==== Available data

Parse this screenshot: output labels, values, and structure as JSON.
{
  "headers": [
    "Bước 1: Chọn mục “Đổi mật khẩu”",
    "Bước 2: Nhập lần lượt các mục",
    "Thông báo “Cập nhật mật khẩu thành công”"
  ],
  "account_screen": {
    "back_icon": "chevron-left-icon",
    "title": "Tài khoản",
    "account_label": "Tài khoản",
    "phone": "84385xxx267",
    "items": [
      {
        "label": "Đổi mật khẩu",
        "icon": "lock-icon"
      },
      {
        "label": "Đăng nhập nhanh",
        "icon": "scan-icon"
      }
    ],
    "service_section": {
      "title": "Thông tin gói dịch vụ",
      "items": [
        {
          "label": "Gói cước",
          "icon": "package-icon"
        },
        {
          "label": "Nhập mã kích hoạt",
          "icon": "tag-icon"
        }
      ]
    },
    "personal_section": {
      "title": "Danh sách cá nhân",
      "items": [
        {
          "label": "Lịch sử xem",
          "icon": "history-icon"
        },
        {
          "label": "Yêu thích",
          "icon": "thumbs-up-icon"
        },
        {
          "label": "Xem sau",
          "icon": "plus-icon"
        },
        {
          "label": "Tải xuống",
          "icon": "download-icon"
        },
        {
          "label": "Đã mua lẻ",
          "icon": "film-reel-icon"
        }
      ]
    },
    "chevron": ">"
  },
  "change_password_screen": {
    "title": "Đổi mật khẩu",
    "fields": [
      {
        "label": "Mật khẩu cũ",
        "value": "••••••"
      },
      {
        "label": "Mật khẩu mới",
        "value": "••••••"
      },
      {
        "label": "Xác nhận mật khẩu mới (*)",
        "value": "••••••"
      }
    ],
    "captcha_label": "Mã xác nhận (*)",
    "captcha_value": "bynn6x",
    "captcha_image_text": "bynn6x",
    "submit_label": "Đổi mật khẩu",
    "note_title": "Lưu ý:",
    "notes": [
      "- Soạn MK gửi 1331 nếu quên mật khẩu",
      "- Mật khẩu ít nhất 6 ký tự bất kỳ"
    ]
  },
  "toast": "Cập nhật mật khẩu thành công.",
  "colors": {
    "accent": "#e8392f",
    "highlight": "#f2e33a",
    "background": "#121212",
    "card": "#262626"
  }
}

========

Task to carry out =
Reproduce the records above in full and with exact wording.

Task solution =
Parse this screenshot: output labels, values, and structure as JSON.
{
  "headers": [
    "Bước 1: Chọn mục “Đổi mật khẩu”",
    "Bước 2: Nhập lần lượt các mục",
    "Thông báo “Cập nhật mật khẩu thành công”"
  ],
  "account_screen": {
    "back_icon": "chevron-left-icon",
    "title": "Tài khoản",
    "account_label": "Tài khoản",
    "phone": "84385xxx267",
    "items": [
      {
        "label": "Đổi mật khẩu",
        "icon": "lock-icon"
      },
      {
        "label": "Đăng nhập nhanh",
        "icon": "scan-icon"
      }
    ],
    "service_section": {
      "title": "Thông tin gói dịch vụ",
      "items": [
        {
          "label": "Gói cước",
          "icon": "package-icon"
        },
        {
          "label": "Nhập mã kích hoạt",
          "icon": "tag-icon"
        }
      ]
    },
    "personal_section": {
      "title": "Danh sách cá nhân",
      "items": [
        {
          "label": "Lịch sử xem",
          "icon": "history-icon"
        },
        {
          "label": "Yêu thích",
          "icon": "thumbs-up-icon"
        },
        {
          "label": "Xem sau",
          "icon": "plus-icon"
        },
        {
          "label": "Tải xuống",
          "icon": "download-icon"
        },
        {
          "label": "Đã mua lẻ",
          "icon": "film-reel-icon"
        }
      ]
    },
    "chevron": ">"
  },
  "change_password_screen": {
    "title": "Đổi mật khẩu",
    "fields": [
      {
        "label": "Mật khẩu cũ",
        "value": "••••••"
      },
      {
        "label": "Mật khẩu mới",
        "value": "••••••"
      },
      {
        "label": "Xác nhận mật khẩu mới (*)",
        "value": "••••••"
      }
    ],
    "captcha_label": "Mã xác nhận (*)",
    "captcha_value": "bynn6x",
    "captcha_image_text": "bynn6x",
    "submit_label": "Đổi mật khẩu",
    "note_title": "Lưu ý:",
    "notes": [
      "- Soạn MK gửi 1331 nếu quên mật khẩu",
      "- Mật khẩu ít nhất 6 ký tự bất kỳ"
    ]
  },
  "toast": "Cập nhật mật khẩu thành công.",
  "colors": {
    "accent": "#e8392f",
    "highlight": "#f2e33a",
    "background": "#121212",
    "card": "#262626"
  }
}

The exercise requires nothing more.